Work item: This exercise asks for every line of the material that includes the word "assigned".
**** Information given
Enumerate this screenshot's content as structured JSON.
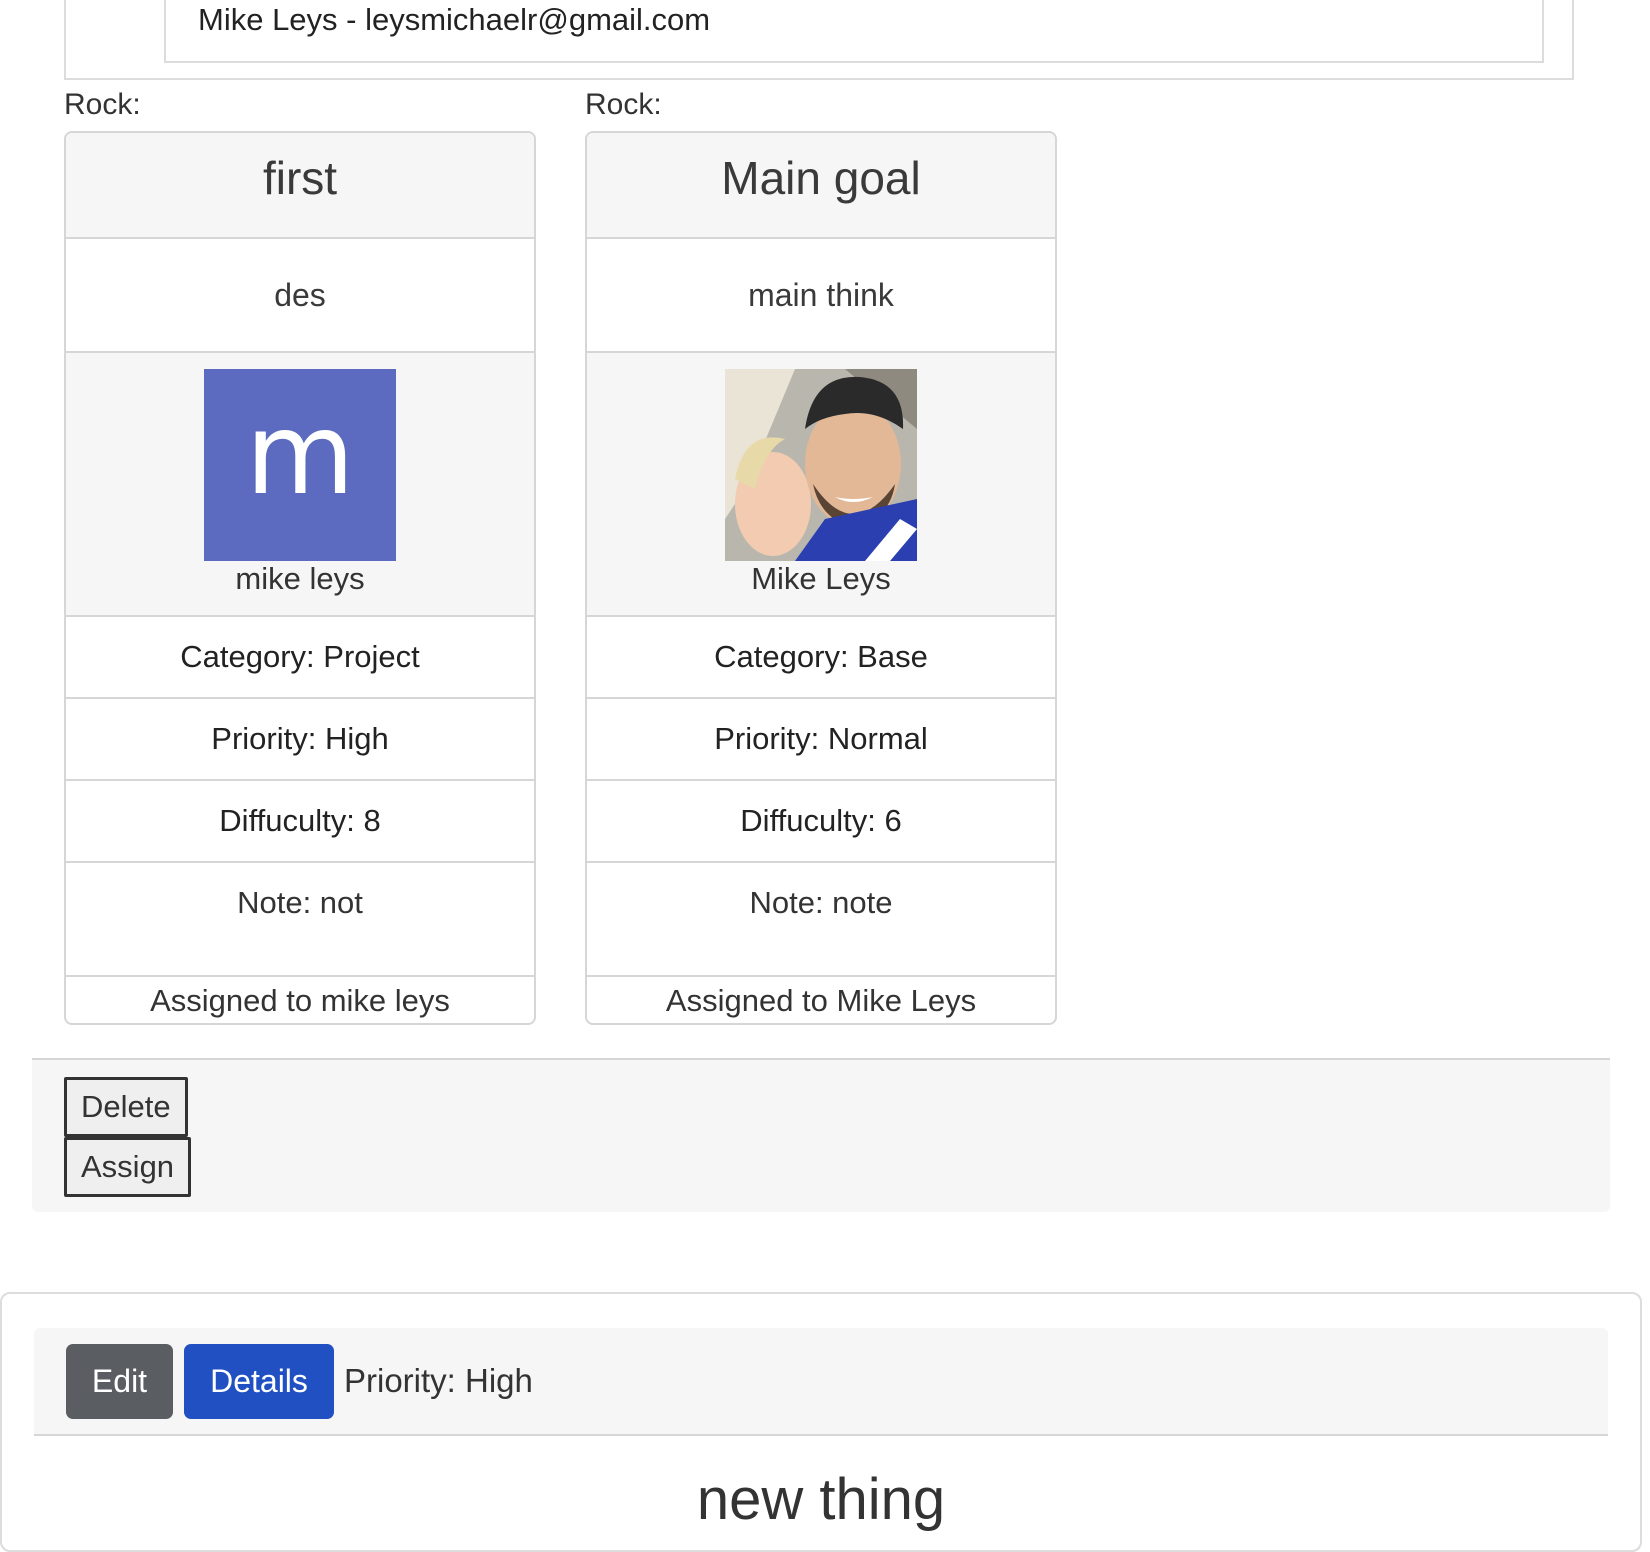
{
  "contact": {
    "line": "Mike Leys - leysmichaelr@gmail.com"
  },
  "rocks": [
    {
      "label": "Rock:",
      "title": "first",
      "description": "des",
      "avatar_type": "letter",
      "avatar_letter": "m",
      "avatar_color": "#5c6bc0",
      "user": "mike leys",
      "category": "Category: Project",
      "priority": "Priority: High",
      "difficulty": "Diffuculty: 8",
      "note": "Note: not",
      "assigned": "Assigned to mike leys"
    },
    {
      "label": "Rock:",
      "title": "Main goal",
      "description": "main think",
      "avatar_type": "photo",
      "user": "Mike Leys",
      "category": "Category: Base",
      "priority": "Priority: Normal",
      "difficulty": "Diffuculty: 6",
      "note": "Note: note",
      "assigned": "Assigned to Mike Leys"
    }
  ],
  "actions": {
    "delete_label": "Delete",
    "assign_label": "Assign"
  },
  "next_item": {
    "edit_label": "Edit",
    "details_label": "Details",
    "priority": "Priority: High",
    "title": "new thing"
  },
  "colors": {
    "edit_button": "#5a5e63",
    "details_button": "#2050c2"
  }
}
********
Output:
      "assigned": "Assigned to mike leys"
      "assigned": "Assigned to Mike Leys"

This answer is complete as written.